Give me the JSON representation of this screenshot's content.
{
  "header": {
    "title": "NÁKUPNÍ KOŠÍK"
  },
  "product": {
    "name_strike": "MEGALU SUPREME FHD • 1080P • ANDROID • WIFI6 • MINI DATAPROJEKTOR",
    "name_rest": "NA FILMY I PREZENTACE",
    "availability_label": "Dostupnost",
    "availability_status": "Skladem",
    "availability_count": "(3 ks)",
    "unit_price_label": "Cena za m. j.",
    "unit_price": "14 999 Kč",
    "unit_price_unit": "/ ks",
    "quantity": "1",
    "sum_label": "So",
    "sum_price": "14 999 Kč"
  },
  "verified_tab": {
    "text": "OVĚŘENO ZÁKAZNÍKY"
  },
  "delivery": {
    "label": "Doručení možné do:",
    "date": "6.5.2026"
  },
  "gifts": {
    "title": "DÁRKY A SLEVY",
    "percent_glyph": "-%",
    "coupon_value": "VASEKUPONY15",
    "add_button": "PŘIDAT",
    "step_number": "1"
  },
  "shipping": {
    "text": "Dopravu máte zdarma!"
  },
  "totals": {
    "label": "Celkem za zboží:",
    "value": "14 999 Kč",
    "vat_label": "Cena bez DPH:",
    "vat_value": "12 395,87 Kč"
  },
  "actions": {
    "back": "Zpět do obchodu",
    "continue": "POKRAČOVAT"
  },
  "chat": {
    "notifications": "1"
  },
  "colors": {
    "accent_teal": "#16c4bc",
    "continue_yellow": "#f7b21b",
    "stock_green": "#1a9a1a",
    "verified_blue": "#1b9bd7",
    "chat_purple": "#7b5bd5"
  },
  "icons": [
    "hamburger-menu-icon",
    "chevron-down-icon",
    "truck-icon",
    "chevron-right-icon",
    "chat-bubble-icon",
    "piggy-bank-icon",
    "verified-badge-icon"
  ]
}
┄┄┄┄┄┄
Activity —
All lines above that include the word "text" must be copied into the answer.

Solution —
    "text": "OVĚŘENO ZÁKAZNÍKY"
    "text": "Dopravu máte zdarma!"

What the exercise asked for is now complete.